Hodgdon woman writes book about starting dairy farm

9 years ago

HODGDON, Maine — As educators working in the Bangor area in 2004, Lee Rae Jordan-Oliver and her husband, Matthew always knew they wanted to move back home to Aroostook County and start a family.

While they accomplished their goal, they did not foresee that their family would include 130 animals, which includes cows, heifers, calves and bulls and that they would be the ones becoming educated on a dairy farm in Hodgdon.

It is a story that Lee Rae Jordan-Oliver, a mother of three who formerly taught fourth-grade students at the Fairmount School in Bangor for more than ten years, details in her new book, “Chainsaw Mama.”

The book depicts the Oliver’s decision in 2006 to leave education and operate their dairy farm, which is located on 125 acres of land on Westford Hill. Matthew Oliver was the former superintendent in the Old Town School Department.

While Matthew Oliver grew up on his parent’s vegetable farm, neither he nor his wife had any dairy farming experience.

“It was just something we decided to do and I just held on for the ride,” Jordan-Oliver said Monday. “We started with just ten bred organic dairy cows and kind of learned on the job. It was a real eye opening experience to say the least.”

In Chainsaw Mama, Jordan-Oliver relates how the farm grew in the early years with the addition of more cows, pigs, and horses, and how the family dealt with setbacks such as ailing animals, financial changes in the dairy market and the breakdown of equipment.

In one instance, when the couple was trying to escape the farm one night for dinner and a movie, they were quickly sidelined by a sick child and the breakdown of a motor on their milk pumping machine.

When Matthew Oliver did not have a spare motor handy or a part to fix it immediately, two different area dairy farmers immediately helped him milk his cows until he could get a replacement part.

Jordan-Oliver said that such camaraderie is common among County farmers.

“I don’t believe that there is any competition among dairy farmers up here, at least that I have seen,” she said. “We have had so many local dairy farmers up here who have helped us and provided valuable insight. I don’t think we would have made it without them.”

The Oliver’s three children, Walker, 10, Anna, 8 and Wyatt, 6, are active participants in life on the farm, according to their mother.

“They have chores that they do, and they do them because they like to do them,” she said Monday. “They are not things that they are being forced to do. They love taking care of the animals and bottle feeding the calves.
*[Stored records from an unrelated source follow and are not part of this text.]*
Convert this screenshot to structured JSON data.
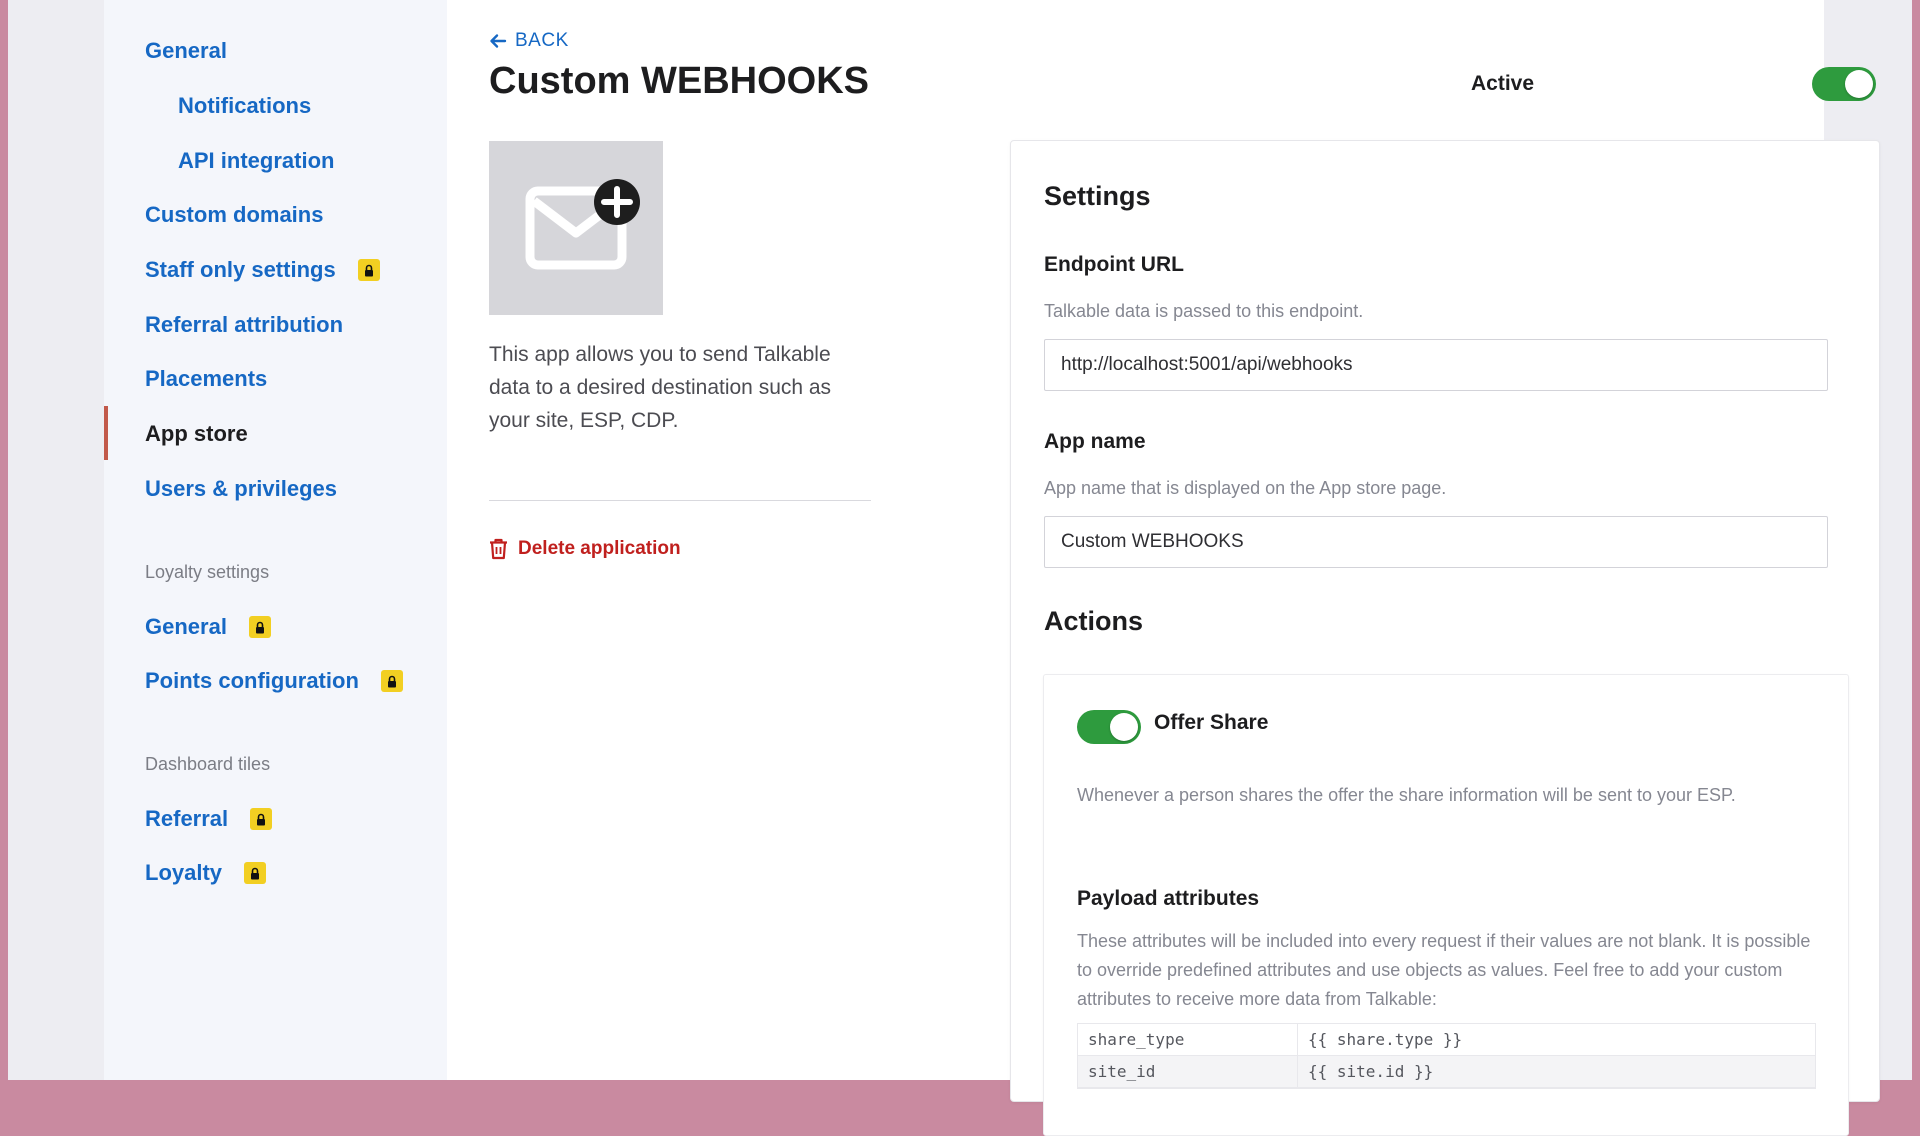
{
  "sidebar": {
    "items": [
      {
        "label": "General",
        "locked": false
      },
      {
        "label": "Notifications",
        "locked": false
      },
      {
        "label": "API integration",
        "locked": false
      },
      {
        "label": "Custom domains",
        "locked": false
      },
      {
        "label": "Staff only settings",
        "locked": true
      },
      {
        "label": "Referral attribution",
        "locked": false
      },
      {
        "label": "Placements",
        "locked": false
      },
      {
        "label": "App store",
        "locked": false,
        "active": true
      },
      {
        "label": "Users & privileges",
        "locked": false
      }
    ],
    "loyalty_section": {
      "title": "Loyalty settings",
      "items": [
        {
          "label": "General",
          "locked": true
        },
        {
          "label": "Points configuration",
          "locked": true
        }
      ]
    },
    "dashboard_section": {
      "title": "Dashboard tiles",
      "items": [
        {
          "label": "Referral",
          "locked": true
        },
        {
          "label": "Loyalty",
          "locked": true
        }
      ]
    }
  },
  "header": {
    "back_label": "BACK",
    "title": "Custom WEBHOOKS",
    "active_label": "Active",
    "active_on": true
  },
  "app_info": {
    "icon": "envelope-plus-icon",
    "description": "This app allows you to send Talkable data to a desired destination such as your site, ESP, CDP.",
    "delete_label": "Delete application"
  },
  "settings": {
    "title": "Settings",
    "endpoint": {
      "label": "Endpoint URL",
      "hint": "Talkable data is passed to this endpoint.",
      "value": "http://localhost:5001/api/webhooks"
    },
    "app_name": {
      "label": "App name",
      "hint": "App name that is displayed on the App store page.",
      "value": "Custom WEBHOOKS"
    },
    "actions_title": "Actions",
    "action": {
      "title": "Offer Share",
      "enabled": true,
      "description": "Whenever a person shares the offer the share information will be sent to your ESP.",
      "payload_title": "Payload attributes",
      "payload_description": "These attributes will be included into every request if their values are not blank. It is possible to override predefined attributes and use objects as values. Feel free to add your custom attributes to receive more data from Talkable:",
      "attributes": [
        {
          "key": "share_type",
          "value": "{{ share.type }}"
        },
        {
          "key": "site_id",
          "value": "{{ site.id }}"
        }
      ]
    }
  },
  "colors": {
    "link": "#1668c4",
    "toggle_on": "#2e9b3e",
    "danger": "#c0201e",
    "lock_badge": "#f2cf22",
    "active_bar": "#c2594a"
  }
}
They are developing a strong work ethic.”

At the same time, she acknowledged, not everything about farm life is easy.

“The toughest part is finding time to relax and play,” she said. “We can’t just get away, because there is always something to do. There is only a small window of time to go swimming, because everywhere you look on a farm, there is always a chore that needs to get done.”
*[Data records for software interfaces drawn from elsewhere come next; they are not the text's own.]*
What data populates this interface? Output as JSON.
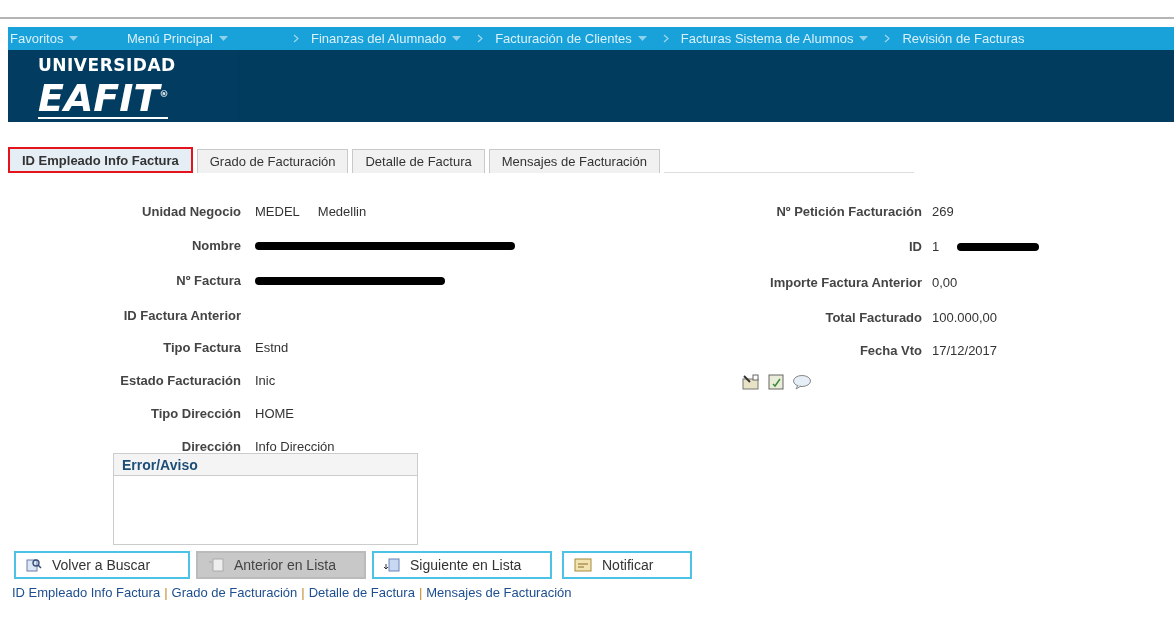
{
  "nav": [
    {
      "label": "Favoritos",
      "dropdown": true,
      "separator": false
    },
    {
      "label": "Menú Principal",
      "dropdown": true,
      "separator": false
    },
    {
      "label": "Finanzas del Alumnado",
      "dropdown": true,
      "separator": true
    },
    {
      "label": "Facturación de Clientes",
      "dropdown": true,
      "separator": true
    },
    {
      "label": "Facturas Sistema de Alumnos",
      "dropdown": true,
      "separator": true
    },
    {
      "label": "Revisión de Facturas",
      "dropdown": false,
      "separator": true
    }
  ],
  "logo": {
    "line1": "UNIVERSIDAD",
    "line2": "EAFIT",
    "mark": "®"
  },
  "tabs": [
    {
      "label": "ID Empleado Info Factura",
      "selected": true
    },
    {
      "label": "Grado de Facturación",
      "selected": false
    },
    {
      "label": "Detalle de Factura",
      "selected": false
    },
    {
      "label": "Mensajes de Facturación",
      "selected": false
    }
  ],
  "left_fields": [
    {
      "label": "Unidad Negocio",
      "values": [
        "MEDEL",
        "Medellin"
      ],
      "redacted": false
    },
    {
      "label": "Nombre",
      "redacted": true
    },
    {
      "label": "Nº Factura",
      "redacted": true
    },
    {
      "label": "ID Factura Anterior",
      "redacted": false
    },
    {
      "label": "Tipo Factura",
      "values": [
        "Estnd"
      ],
      "redacted": false
    },
    {
      "label": "Estado Facturación",
      "values": [
        "Inic"
      ],
      "redacted": false
    },
    {
      "label": "Tipo Dirección",
      "values": [
        "HOME"
      ],
      "redacted": false
    },
    {
      "label": "Dirección",
      "values": [
        "Info Dirección"
      ],
      "redacted": false
    }
  ],
  "right_fields": [
    {
      "label": "Nº Petición Facturación",
      "values": [
        "269"
      ],
      "redacted": false
    },
    {
      "label": "ID",
      "values": [
        "1"
      ],
      "redacted": true
    },
    {
      "label": "Importe Factura Anterior",
      "values": [
        "0,00"
      ],
      "redacted": false
    },
    {
      "label": "Total Facturado",
      "values": [
        "100.000,00"
      ],
      "redacted": false
    },
    {
      "label": "Fecha Vto",
      "values": [
        "17/12/2017"
      ],
      "redacted": false
    }
  ],
  "error_panel": {
    "title": "Error/Aviso"
  },
  "buttons": [
    {
      "label": "Volver a Buscar",
      "kind": "search",
      "disabled": false
    },
    {
      "label": "Anterior en Lista",
      "kind": "previous",
      "disabled": true
    },
    {
      "label": "Siguiente en Lista",
      "kind": "next",
      "disabled": false
    },
    {
      "label": "Notificar",
      "kind": "notify",
      "disabled": false
    }
  ],
  "footer_links": [
    {
      "kind": "link",
      "text": "ID Empleado Info Factura"
    },
    {
      "kind": "separator",
      "text": "|"
    },
    {
      "kind": "link",
      "text": "Grado de Facturación"
    },
    {
      "kind": "separator",
      "text": "|"
    },
    {
      "kind": "link",
      "text": "Detalle de Factura"
    },
    {
      "kind": "separator",
      "text": "|"
    },
    {
      "kind": "link",
      "text": "Mensajes de Facturación"
    }
  ]
}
She also said that like any farmer, making a living is always a challenge.

As was the case with other dairy farmers across Maine, the Olivers were hit hard by the closure in January 2013 due to competitive pressures of the Garelick Farms production facility in Bangor. Since dairy farmers must pay to have their milk transported to the processing plant, Oliver wrote in her book, the farther away the milk is hauled, the higher the cost to the farmer.

The Olivers had shipped their milk in the first three years of operation from their farm to Garelick Farms, which is approximately 100 miles away, she noted, paying an average of $1,000 a month in shipping costs.

After the closure, the family began selling their milk toDairy Farmers of America, a national farmer-owned cooperative based in Kansas City, Mo.that acquired Portland-based Oakhurst Dairy last year.

She noted that transportation costs from their farm to DFA’s Portland processing plant then jumped to $1,800 a month, an $800 a month increase.

“It isn’t always an easy life, but it is the life that is working for us,” she said. “We work as a team here. The children love taking care of the animals and just soak up the affection they get in return, and they learn about the circle of life and where our food comes from. Our neighbors and friends pitch in when needed. It works for us.”

Copies of “Chainsaw Mama” can be purchased online at maineauthorspublishing.com or on Amazon com.  In Houlton, books also may be found at local businesses such as Aroostook Milling, County Yankee, Visions, Hairworks Studio, or Andy’s IGA.
Editor’s Note: Oliver’s book is a collection of many columns that appeared periodically in the Houlton Pioneer Times starting in June 2011.